* ACTION ITEM: Each line of the records containing "Pool" is to be copied out and returned.

* DATA SECTION:
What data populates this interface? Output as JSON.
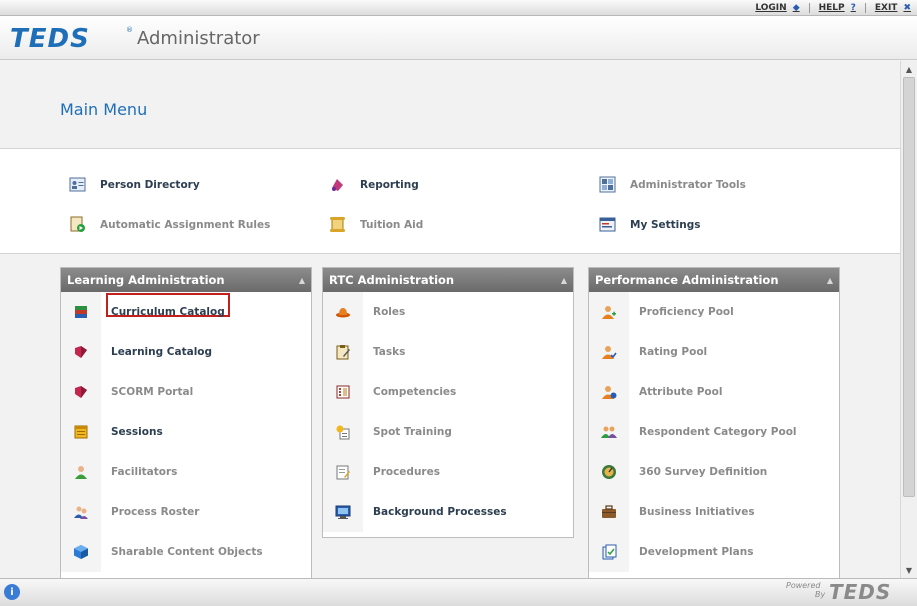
{
  "top_nav": {
    "login": "LOGIN",
    "help": "HELP",
    "exit": "EXIT"
  },
  "header": {
    "logo": "TEDS",
    "registered": "®",
    "title": "Administrator"
  },
  "main_title": "Main Menu",
  "quick_links": {
    "person_directory": "Person Directory",
    "reporting": "Reporting",
    "administrator_tools": "Administrator Tools",
    "automatic_assignment_rules": "Automatic Assignment Rules",
    "tuition_aid": "Tuition Aid",
    "my_settings": "My Settings"
  },
  "learning": {
    "title": "Learning Administration",
    "items": [
      {
        "label": "Curriculum Catalog",
        "icon": "books-icon"
      },
      {
        "label": "Learning Catalog",
        "icon": "book-icon"
      },
      {
        "label": "SCORM Portal",
        "icon": "book-icon"
      },
      {
        "label": "Sessions",
        "icon": "calendar-icon"
      },
      {
        "label": "Facilitators",
        "icon": "person-icon"
      },
      {
        "label": "Process Roster",
        "icon": "people-icon"
      },
      {
        "label": "Sharable Content Objects",
        "icon": "cube-icon"
      }
    ]
  },
  "rtc": {
    "title": "RTC Administration",
    "items": [
      {
        "label": "Roles",
        "icon": "hat-icon"
      },
      {
        "label": "Tasks",
        "icon": "clipboard-icon"
      },
      {
        "label": "Competencies",
        "icon": "list-icon"
      },
      {
        "label": "Spot Training",
        "icon": "spot-icon"
      },
      {
        "label": "Procedures",
        "icon": "edit-document-icon"
      },
      {
        "label": "Background Processes",
        "icon": "monitor-icon"
      }
    ]
  },
  "performance": {
    "title": "Performance Administration",
    "items": [
      {
        "label": "Proficiency Pool",
        "icon": "user-add-icon"
      },
      {
        "label": "Rating Pool",
        "icon": "user-check-icon"
      },
      {
        "label": "Attribute Pool",
        "icon": "user-info-icon"
      },
      {
        "label": "Respondent Category Pool",
        "icon": "group-icon"
      },
      {
        "label": "360 Survey Definition",
        "icon": "gauge-icon"
      },
      {
        "label": "Business Initiatives",
        "icon": "briefcase-icon"
      },
      {
        "label": "Development Plans",
        "icon": "plans-icon"
      }
    ]
  },
  "footer": {
    "powered": "Powered",
    "by": "By",
    "logo": "TEDS"
  },
  "colors": {
    "accent": "#1f6fb8",
    "panel_header": "#7a7a7a",
    "highlight_border": "#c21f1f"
  }
}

* TASK SOLUTION:
        "label": "Proficiency Pool",
        "label": "Rating Pool",
        "label": "Attribute Pool",
        "label": "Respondent Category Pool",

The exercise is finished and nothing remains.